Philippine President Rodrigo Duterte has blamed the Catholic Church for the rapid growth in the country's population in recent years.
The Philippines is the 13th most populous country in the world, between Mexico and Ethiopia, with a growth rate of 1.72 percent between 2010 and 2015.
It is the second most populous country in Southeast Asia behind Indonesia and has the highest population-growth rate in the region.
The United Nations estimates the country's population currently stands at 108.11 million.
"We are the fastest growing population and I squarely blame the Catholic Church," said Duterte, adding that church leaders "are the only ones against family planning."
"They think that spewing out human beings by the millions is a gift from God," said the president in an interview aired over the weekend.
Father Melvin Castro, former head of the Catholic bishops’ commission on family and life, said Duterte's pronouncement was "unfortunate."
The priest maintained that "it is morally unacceptable to use contraceptives," adding that to distribute them "would be complicit to the action."
Father Castro was reacting to Duterte calling on Catholic health workers to resign if they can not implement the country's reproductive health (RH) law
due to their faith.
"You are not performing? You are not following government policy? It gets into your religious beliefs? Then step down. Leave the government," said the president.
But the priest said the right to conscientious objection is "enshrined even in the RH Law.
In July 2014, the Catholic Bishops' Conference of the Philippines released what it described as a "pastoral guide" on the implementation of the RH law.
The bishops said a health care worker who objects on religious or moral grounds to providing artificial contraceptives to a patient is not liable under the law.
The bishops said even those working in government hospitals and health care providers cannot be forced to follow the provisions of the law
The law, signed by former president Benigno Aquino in December 2012, provides improved public access to natural and artificial family planning options, better maternal care and youth education.

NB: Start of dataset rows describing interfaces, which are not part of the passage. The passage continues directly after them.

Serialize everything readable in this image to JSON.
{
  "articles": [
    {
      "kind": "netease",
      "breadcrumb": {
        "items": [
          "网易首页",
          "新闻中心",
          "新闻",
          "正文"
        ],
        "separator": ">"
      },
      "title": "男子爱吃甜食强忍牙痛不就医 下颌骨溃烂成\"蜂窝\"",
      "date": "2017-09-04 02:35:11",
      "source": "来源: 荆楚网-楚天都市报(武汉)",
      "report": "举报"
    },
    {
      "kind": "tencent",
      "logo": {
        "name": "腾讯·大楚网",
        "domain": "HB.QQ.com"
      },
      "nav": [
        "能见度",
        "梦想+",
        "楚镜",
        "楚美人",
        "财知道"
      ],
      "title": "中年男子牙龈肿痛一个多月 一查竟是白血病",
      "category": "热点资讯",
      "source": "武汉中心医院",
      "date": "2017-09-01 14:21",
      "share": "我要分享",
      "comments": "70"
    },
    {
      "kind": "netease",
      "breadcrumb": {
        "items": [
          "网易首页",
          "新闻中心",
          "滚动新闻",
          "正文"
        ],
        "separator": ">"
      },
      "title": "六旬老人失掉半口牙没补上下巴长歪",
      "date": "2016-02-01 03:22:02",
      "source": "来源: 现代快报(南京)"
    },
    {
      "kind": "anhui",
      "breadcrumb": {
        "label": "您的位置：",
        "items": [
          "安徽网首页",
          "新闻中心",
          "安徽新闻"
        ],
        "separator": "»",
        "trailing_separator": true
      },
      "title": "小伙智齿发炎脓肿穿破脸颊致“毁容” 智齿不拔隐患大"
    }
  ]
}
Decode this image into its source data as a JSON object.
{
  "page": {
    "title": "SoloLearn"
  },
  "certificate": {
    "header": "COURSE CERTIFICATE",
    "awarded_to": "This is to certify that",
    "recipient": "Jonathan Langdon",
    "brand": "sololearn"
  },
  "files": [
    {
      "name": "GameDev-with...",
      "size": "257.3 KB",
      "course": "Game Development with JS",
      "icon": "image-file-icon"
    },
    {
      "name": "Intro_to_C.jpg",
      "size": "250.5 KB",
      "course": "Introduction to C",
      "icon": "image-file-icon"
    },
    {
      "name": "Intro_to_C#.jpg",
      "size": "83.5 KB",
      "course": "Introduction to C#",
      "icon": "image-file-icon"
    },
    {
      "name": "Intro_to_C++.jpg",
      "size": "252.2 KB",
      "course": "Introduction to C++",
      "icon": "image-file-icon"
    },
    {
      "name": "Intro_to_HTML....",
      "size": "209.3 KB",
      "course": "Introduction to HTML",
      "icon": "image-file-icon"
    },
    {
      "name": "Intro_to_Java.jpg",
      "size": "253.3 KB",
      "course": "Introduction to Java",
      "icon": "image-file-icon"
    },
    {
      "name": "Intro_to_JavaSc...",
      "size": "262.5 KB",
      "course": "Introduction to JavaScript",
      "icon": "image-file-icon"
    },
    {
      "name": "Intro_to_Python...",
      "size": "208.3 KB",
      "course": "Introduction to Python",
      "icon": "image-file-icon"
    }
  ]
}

Church leaders staunchly opposed the passage of the law, describing it as anti-life and anti-family for promoting the use contraceptives.